Abstract. A number of fundamental results in C*-algebra theory (such as Bott periodicity and the rotation algebras) can be viewed as instances where a homotopy of 2-cocycles gives rise to a family of twisted group C*-algebras that, while not isomorphic, are sufficiently similar that their K-theory groups are isomorphic. In this talk, we discuss the extent to which this phenomenon -- that of a homotopy of 2-cocycles giving rise to K-isomorphic twisted C*-algebras -- extends to more general groupoids. In particular, we will focus on the groupoids associated to higher-rank graphs, transformation groups, and vector bundles.
Thursday, January 29, 2015, in AB 634 at 2:30pm
Bruce Blackadar, Department of Mathematics and Statistics, University of Nevada, Reno
Junior Colloquium: What does "Obvious" mean in mathematics? (and why do we have to prove things?)
Abstract. We will discuss a number of examples of things that may appear "obvious" at first in mathematics, but which turn out to be anything but obvious (and sometimes not even true!) Some examples we will discuss are: areas of sets in the plane, apportionment of representatives, calculus, Euclidean geometry, the definition of π, and counterexamples to the four-color theorem. In some instances the problem is a matter of drawing unwarranted conclusions or using hidden assumptions, and in other instances the problem is one of making insufficiently careful definitions or statements of results.
This will be a "junior colloquium" designed to be accessible to undergraduates.
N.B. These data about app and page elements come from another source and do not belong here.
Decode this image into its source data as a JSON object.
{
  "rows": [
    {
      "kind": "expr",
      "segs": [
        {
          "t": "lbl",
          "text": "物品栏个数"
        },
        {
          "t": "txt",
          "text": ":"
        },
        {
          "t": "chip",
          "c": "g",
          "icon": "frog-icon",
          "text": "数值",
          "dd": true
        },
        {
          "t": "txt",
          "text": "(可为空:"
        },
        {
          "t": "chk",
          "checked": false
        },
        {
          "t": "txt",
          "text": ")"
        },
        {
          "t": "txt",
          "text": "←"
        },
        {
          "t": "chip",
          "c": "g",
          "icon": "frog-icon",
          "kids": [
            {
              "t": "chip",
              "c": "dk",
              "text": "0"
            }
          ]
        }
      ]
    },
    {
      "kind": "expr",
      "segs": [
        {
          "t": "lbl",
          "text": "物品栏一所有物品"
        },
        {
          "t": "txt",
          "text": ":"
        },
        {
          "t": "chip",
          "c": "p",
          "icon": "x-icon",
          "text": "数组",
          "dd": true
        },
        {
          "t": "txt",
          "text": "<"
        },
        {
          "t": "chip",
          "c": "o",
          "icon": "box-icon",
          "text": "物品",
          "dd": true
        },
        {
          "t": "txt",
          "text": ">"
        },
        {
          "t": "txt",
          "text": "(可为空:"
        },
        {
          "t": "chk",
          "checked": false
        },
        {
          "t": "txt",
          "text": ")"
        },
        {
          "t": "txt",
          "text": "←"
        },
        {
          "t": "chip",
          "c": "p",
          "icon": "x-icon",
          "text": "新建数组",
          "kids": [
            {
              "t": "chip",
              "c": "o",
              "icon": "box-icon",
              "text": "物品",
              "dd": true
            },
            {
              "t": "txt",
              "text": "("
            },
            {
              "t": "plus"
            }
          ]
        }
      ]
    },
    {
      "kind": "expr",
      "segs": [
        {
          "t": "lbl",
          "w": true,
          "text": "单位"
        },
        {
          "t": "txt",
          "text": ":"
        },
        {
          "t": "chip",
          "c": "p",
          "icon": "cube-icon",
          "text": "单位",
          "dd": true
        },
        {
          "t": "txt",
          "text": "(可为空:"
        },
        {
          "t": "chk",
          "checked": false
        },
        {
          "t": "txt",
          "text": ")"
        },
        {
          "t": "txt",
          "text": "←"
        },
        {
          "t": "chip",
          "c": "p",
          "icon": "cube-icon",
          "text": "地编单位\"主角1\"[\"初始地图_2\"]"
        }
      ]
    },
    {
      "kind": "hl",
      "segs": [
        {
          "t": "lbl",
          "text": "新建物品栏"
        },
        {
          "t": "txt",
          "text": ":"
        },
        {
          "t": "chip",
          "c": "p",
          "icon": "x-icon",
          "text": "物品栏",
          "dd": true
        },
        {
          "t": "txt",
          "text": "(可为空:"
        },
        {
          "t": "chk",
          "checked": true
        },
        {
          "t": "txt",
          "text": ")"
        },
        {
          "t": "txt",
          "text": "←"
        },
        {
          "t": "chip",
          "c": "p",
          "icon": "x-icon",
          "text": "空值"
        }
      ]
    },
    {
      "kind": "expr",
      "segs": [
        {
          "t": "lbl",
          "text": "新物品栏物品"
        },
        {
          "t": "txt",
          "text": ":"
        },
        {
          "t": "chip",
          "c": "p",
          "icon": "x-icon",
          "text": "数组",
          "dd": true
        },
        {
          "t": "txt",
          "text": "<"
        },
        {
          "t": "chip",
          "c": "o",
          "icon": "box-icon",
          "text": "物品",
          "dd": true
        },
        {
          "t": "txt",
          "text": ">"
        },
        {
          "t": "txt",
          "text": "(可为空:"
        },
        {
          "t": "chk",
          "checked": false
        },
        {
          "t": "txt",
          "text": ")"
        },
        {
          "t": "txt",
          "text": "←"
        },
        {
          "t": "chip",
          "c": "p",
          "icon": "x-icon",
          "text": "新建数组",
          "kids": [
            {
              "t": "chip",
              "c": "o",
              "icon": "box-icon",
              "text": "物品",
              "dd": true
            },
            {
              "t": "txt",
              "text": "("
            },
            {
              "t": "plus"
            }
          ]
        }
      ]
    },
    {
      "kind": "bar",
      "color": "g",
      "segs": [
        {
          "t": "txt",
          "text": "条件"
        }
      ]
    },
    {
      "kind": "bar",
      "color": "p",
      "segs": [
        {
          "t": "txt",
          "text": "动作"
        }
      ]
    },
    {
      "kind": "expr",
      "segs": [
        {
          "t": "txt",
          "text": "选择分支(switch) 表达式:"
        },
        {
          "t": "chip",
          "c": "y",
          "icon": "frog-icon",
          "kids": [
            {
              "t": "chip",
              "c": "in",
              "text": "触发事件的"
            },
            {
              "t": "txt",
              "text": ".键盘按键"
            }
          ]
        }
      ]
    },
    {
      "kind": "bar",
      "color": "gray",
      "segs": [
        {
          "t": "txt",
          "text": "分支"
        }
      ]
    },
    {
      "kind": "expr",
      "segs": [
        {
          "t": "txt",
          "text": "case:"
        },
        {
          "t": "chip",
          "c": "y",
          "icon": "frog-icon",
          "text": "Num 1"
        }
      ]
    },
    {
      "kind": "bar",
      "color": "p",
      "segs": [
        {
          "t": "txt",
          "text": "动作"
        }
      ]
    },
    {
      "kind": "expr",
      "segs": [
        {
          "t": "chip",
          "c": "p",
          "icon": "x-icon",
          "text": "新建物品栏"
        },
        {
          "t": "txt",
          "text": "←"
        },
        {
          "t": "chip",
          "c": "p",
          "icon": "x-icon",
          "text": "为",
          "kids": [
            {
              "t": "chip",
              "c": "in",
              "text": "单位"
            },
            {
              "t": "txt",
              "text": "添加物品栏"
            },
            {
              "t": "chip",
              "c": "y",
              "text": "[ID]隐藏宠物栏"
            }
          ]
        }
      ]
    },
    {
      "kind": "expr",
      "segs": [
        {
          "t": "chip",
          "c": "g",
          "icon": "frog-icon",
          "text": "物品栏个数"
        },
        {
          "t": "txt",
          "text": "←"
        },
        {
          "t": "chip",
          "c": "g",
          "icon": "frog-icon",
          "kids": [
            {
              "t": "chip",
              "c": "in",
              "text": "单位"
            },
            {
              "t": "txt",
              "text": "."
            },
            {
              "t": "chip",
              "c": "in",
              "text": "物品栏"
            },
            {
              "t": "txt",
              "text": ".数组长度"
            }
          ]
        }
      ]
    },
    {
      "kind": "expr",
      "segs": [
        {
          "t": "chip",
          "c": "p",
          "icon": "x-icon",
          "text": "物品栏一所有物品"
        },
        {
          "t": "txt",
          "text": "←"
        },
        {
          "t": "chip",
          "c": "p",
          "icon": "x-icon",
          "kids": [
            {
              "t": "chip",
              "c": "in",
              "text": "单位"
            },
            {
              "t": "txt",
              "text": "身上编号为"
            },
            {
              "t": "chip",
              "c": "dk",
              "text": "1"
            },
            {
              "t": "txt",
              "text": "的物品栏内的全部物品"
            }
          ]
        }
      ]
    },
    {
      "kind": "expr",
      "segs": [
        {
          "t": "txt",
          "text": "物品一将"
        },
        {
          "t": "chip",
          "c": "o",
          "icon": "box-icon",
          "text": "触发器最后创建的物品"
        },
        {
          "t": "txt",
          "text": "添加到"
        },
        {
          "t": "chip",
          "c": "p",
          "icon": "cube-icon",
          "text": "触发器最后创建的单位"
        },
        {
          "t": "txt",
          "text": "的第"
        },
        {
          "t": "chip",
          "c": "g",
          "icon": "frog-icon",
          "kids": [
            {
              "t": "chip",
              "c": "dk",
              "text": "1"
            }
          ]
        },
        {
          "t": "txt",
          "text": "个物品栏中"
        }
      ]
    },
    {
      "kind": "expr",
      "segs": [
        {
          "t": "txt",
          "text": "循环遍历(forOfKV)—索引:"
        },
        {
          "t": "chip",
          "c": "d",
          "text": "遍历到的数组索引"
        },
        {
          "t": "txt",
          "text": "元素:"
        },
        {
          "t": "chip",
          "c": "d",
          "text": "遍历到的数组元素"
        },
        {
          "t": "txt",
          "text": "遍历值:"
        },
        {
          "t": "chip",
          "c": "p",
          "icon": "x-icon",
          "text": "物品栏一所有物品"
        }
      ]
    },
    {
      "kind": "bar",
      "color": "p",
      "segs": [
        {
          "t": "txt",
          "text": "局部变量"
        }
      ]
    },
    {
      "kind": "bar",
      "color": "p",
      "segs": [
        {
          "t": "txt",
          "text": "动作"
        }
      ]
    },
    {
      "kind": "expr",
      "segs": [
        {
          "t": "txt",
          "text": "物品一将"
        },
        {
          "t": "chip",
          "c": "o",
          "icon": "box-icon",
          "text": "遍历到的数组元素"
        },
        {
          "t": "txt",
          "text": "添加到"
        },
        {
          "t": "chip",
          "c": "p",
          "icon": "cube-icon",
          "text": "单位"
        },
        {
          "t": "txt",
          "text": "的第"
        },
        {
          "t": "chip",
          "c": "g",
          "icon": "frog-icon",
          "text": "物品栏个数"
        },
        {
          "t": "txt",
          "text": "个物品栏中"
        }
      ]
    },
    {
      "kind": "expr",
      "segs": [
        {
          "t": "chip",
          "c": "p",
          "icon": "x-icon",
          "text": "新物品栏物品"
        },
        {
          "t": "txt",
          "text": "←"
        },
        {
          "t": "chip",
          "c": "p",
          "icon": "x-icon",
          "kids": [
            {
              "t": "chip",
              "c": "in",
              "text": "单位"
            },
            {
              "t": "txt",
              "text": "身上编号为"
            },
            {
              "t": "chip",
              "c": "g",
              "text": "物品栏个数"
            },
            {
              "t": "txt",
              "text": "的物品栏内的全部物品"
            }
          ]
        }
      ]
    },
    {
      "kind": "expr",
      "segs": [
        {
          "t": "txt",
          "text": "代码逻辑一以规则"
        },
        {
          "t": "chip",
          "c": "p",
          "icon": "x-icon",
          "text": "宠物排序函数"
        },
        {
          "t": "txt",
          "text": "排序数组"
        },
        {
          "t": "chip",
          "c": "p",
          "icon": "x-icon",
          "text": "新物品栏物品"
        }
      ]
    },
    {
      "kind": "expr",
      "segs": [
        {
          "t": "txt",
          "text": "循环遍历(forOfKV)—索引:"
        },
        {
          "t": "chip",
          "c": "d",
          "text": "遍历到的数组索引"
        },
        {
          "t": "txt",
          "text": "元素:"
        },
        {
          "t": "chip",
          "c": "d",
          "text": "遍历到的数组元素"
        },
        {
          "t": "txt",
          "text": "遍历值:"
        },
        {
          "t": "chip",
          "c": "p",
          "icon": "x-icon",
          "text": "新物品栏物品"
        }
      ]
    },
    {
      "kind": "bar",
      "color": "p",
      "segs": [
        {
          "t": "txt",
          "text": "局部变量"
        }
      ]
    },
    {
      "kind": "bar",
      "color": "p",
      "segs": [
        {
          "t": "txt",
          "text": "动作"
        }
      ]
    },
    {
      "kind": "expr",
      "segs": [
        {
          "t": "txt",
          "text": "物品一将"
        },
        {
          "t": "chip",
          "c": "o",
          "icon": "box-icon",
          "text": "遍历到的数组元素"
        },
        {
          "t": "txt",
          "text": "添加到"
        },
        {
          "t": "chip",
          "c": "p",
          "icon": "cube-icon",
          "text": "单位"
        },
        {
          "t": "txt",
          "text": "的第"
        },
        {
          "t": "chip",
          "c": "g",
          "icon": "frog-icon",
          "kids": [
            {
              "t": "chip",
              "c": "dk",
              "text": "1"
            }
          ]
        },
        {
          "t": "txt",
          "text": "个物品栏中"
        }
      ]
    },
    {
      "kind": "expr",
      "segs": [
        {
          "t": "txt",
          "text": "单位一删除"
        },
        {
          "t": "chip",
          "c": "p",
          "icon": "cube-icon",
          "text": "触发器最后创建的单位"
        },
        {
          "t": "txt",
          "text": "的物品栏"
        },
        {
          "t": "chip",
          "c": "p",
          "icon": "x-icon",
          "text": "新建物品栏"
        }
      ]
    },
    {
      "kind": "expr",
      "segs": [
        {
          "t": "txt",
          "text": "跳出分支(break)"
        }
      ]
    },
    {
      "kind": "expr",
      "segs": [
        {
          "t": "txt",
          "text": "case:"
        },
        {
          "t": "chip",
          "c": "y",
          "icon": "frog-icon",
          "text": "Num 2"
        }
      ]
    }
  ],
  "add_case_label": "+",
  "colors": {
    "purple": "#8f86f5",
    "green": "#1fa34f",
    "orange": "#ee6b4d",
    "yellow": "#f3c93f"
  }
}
The examples we discuss should all be understandable to anyone who has been through Math 283. But the issues we will discuss are important ones for all mathematicians up through research level, and I will try to make the talk interesting to all faculty and graduate students as well as undergraduates.